» **SOURCE RECORDS**
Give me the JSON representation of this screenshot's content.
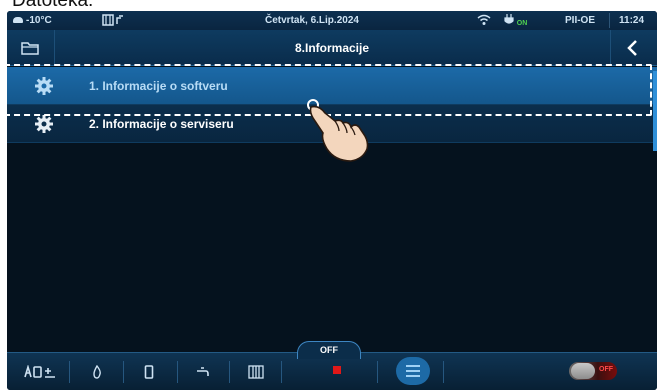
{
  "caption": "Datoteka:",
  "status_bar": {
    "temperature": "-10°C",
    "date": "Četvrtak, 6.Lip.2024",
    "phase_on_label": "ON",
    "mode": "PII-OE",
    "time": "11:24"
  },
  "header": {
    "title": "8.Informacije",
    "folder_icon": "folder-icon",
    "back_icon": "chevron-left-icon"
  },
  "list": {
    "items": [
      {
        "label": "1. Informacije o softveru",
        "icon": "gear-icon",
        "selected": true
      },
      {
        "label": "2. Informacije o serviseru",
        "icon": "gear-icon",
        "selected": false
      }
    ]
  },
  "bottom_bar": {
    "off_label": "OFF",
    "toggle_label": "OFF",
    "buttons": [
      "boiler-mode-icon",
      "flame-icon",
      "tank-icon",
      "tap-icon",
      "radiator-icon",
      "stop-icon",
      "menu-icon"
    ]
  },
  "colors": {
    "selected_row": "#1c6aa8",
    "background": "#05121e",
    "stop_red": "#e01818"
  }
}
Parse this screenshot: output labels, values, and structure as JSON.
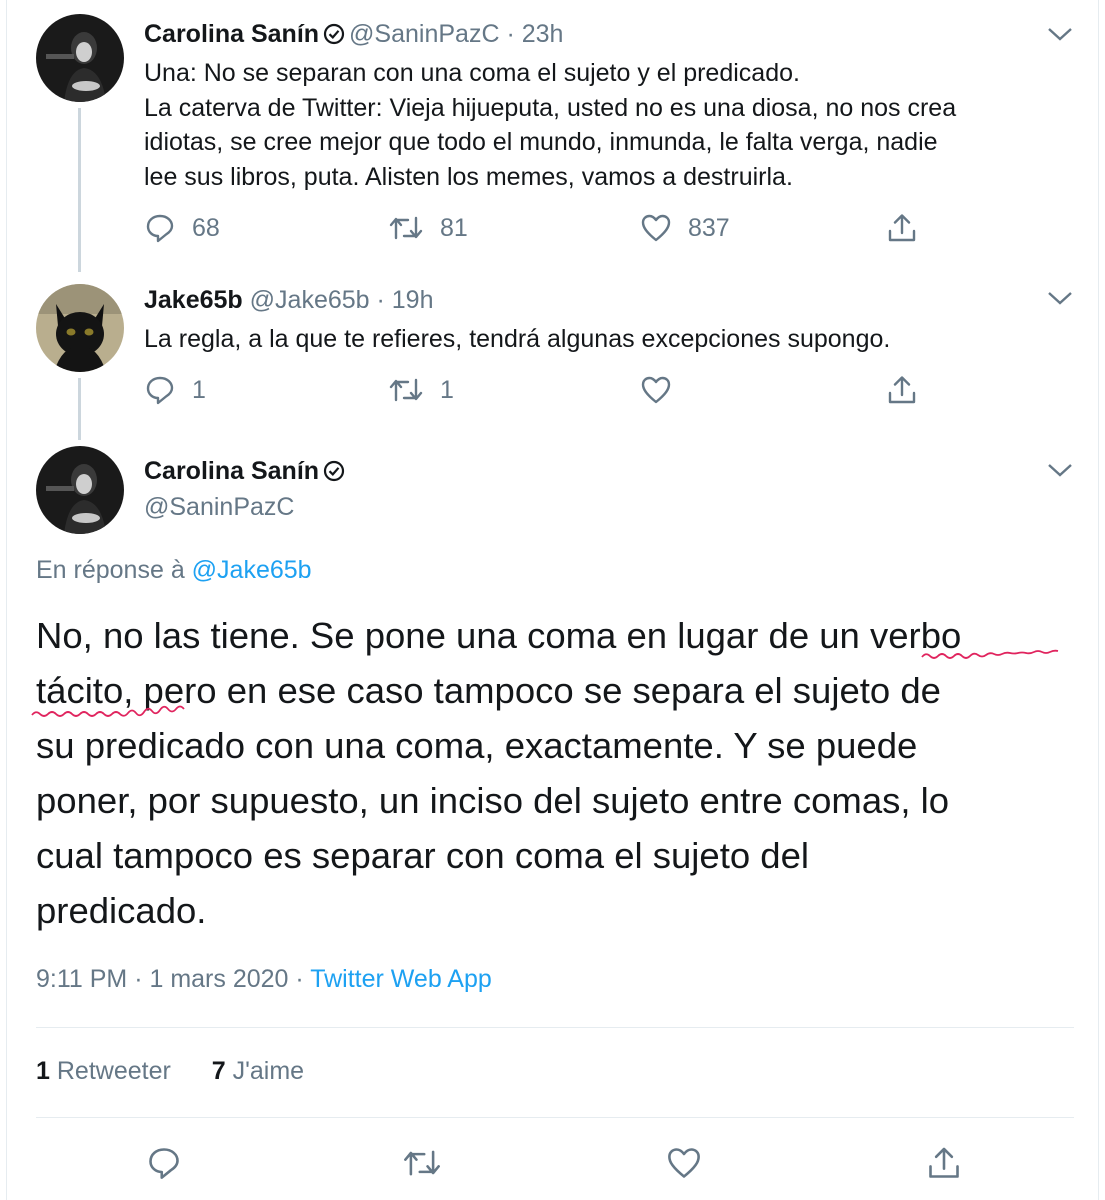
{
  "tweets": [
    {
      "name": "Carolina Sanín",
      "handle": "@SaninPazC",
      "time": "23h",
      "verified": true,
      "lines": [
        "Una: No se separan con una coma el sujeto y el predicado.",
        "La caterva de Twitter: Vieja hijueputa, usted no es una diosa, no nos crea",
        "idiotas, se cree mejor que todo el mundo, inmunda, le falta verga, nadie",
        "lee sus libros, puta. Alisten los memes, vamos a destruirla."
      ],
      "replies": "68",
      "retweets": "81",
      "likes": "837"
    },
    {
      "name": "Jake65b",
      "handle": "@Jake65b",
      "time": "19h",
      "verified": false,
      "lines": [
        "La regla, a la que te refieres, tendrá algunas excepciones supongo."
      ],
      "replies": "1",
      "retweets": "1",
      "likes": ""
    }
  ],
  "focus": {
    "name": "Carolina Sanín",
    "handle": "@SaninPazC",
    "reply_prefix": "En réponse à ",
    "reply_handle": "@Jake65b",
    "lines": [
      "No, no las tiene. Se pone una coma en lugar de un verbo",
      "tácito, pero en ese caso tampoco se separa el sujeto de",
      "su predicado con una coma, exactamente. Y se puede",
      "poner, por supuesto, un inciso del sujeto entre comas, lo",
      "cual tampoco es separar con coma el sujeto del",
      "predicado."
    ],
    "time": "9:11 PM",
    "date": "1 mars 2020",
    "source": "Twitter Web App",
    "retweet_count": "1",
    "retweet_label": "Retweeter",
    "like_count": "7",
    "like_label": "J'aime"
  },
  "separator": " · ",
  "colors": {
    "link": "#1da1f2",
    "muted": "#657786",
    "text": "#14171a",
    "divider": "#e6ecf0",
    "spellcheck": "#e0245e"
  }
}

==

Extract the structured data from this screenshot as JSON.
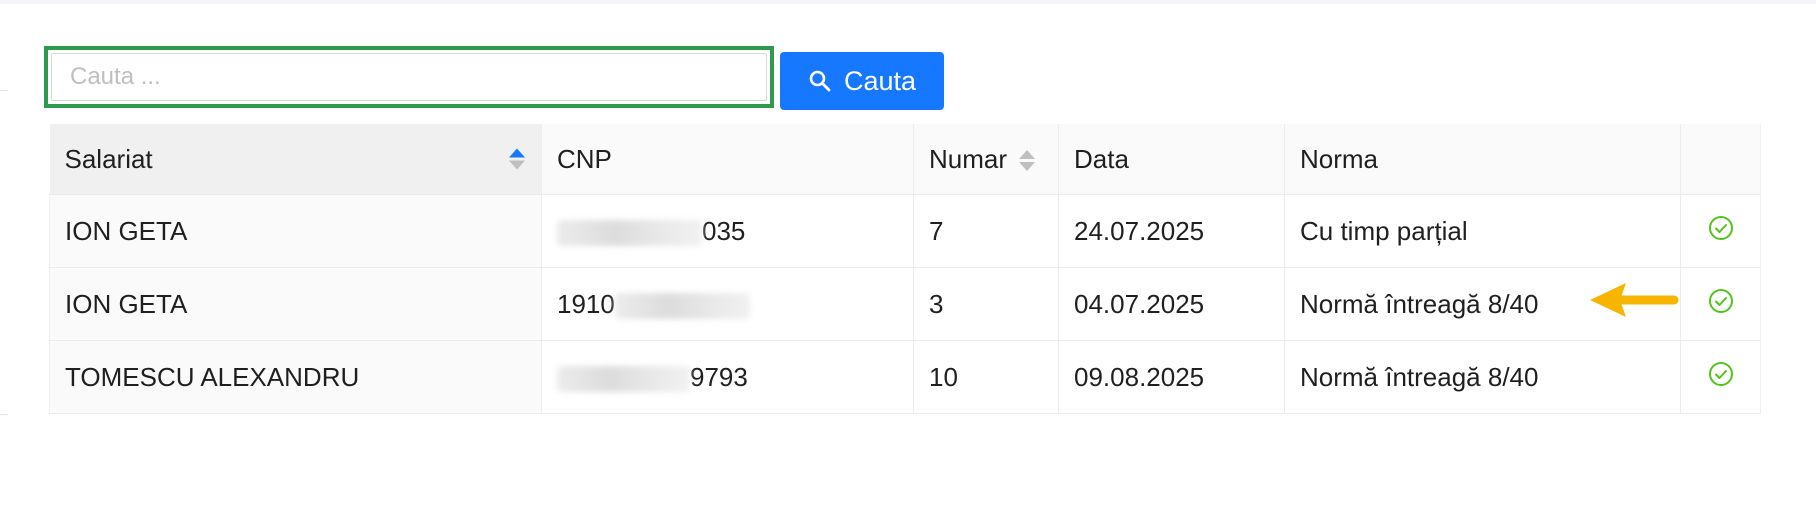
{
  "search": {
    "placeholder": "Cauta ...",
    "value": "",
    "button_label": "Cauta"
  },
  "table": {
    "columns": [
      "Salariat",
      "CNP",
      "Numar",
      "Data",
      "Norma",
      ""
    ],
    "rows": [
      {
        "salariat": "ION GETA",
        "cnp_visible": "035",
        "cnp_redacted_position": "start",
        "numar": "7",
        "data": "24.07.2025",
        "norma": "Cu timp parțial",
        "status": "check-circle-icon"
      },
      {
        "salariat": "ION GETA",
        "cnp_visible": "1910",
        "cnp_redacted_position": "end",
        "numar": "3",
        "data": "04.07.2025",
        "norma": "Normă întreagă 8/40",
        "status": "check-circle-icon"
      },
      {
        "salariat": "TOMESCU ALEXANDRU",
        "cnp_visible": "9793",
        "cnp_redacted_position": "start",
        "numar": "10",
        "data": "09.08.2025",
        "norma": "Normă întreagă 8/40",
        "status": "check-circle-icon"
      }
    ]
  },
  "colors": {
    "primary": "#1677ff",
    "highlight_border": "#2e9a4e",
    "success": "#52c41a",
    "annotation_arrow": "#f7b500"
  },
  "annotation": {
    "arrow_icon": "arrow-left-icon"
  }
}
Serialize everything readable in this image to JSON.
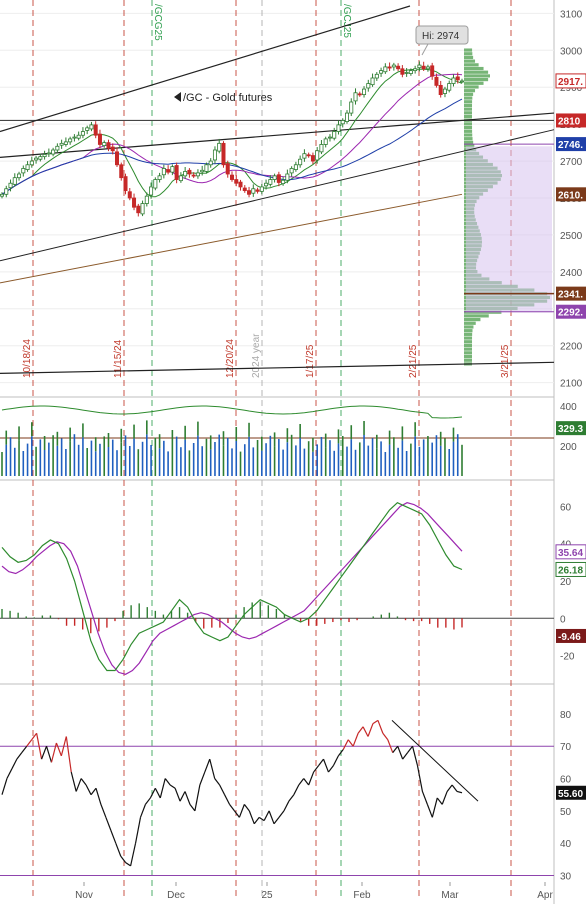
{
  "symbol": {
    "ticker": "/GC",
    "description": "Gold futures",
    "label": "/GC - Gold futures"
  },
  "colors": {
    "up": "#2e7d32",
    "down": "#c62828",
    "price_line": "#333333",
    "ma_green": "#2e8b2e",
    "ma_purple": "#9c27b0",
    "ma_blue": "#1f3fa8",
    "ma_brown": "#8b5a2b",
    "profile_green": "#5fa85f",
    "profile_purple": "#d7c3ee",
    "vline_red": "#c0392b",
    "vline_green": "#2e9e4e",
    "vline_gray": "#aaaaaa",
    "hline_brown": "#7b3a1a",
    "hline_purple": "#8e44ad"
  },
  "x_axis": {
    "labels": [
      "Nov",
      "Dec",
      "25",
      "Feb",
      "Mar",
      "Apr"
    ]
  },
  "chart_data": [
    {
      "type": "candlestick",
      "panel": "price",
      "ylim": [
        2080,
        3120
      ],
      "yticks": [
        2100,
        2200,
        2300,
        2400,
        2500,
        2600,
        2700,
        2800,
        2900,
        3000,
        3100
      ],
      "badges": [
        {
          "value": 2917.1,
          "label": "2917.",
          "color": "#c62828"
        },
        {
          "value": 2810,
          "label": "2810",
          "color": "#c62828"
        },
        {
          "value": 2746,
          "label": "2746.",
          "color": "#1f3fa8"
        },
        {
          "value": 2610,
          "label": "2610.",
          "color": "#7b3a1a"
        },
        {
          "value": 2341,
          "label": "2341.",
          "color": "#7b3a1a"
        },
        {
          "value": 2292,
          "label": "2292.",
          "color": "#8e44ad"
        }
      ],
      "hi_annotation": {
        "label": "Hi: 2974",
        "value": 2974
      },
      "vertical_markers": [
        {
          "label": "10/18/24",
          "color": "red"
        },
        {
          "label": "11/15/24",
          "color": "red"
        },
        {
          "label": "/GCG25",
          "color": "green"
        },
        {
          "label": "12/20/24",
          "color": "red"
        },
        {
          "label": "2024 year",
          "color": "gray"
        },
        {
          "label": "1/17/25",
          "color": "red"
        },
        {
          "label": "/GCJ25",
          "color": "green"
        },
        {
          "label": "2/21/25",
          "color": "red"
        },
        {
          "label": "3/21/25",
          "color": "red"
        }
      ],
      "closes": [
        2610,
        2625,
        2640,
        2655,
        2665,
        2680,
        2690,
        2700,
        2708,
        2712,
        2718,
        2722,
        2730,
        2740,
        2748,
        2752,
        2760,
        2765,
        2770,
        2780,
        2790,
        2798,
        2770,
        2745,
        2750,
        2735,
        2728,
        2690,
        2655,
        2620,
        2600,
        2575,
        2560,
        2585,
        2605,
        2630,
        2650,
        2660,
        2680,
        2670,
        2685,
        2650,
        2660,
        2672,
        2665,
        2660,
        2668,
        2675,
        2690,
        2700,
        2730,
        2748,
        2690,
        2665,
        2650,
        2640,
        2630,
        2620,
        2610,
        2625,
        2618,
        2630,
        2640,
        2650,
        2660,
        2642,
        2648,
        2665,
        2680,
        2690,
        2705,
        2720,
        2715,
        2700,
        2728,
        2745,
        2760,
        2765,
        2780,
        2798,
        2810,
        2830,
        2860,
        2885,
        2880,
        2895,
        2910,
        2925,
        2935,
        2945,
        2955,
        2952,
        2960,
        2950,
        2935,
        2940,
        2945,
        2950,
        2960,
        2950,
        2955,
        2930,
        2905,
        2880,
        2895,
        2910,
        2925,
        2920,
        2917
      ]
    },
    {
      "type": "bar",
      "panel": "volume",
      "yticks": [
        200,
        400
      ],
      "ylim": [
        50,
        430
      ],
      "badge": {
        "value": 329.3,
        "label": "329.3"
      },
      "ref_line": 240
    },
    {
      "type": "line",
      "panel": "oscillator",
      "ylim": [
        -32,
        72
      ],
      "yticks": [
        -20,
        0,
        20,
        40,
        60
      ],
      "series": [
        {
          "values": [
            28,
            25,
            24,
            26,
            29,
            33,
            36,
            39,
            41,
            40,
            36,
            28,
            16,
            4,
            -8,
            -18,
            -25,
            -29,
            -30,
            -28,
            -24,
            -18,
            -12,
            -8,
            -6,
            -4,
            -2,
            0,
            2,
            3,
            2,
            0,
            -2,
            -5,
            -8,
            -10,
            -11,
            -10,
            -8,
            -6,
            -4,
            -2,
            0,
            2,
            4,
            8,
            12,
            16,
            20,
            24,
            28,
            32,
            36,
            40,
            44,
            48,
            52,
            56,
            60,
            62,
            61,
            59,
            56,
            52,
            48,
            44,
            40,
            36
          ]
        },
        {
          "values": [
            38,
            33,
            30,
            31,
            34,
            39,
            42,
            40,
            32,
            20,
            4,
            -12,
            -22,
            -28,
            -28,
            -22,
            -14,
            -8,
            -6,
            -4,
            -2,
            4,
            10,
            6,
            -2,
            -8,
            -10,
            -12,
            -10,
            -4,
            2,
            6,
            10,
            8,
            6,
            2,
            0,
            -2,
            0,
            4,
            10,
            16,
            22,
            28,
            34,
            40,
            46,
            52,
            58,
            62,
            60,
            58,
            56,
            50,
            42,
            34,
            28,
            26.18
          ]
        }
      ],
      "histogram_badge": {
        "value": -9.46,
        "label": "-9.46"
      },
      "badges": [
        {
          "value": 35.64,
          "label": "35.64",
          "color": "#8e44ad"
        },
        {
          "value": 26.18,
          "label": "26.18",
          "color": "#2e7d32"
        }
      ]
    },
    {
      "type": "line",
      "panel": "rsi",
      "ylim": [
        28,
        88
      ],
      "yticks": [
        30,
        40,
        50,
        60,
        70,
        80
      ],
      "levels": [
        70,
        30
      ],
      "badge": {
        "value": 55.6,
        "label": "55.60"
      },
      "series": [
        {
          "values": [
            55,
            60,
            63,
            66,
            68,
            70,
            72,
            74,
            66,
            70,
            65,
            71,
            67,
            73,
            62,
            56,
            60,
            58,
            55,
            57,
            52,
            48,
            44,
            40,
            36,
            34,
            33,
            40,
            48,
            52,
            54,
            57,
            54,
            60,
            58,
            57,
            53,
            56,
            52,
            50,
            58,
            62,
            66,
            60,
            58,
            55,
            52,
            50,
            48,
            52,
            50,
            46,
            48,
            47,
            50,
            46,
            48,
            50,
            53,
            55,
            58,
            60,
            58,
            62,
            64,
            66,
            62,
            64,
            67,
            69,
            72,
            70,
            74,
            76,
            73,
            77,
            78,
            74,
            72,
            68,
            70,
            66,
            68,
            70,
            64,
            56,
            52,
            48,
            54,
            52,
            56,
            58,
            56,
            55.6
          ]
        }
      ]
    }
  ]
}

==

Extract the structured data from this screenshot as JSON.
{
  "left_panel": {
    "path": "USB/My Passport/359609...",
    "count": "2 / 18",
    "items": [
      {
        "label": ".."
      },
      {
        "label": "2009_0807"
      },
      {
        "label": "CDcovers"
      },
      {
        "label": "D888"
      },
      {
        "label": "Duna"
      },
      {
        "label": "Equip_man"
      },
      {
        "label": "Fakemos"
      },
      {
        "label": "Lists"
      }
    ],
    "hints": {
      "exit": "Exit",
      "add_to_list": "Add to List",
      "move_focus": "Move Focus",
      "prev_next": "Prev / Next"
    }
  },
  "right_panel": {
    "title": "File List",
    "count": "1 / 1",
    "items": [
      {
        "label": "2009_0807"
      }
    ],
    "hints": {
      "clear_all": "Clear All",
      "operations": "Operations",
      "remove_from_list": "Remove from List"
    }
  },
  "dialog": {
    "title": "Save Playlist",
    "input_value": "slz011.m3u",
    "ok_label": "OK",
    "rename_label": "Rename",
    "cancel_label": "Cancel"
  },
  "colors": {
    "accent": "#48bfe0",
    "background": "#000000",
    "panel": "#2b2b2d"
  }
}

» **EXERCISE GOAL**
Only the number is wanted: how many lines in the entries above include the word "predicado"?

» **SOLUTION**
3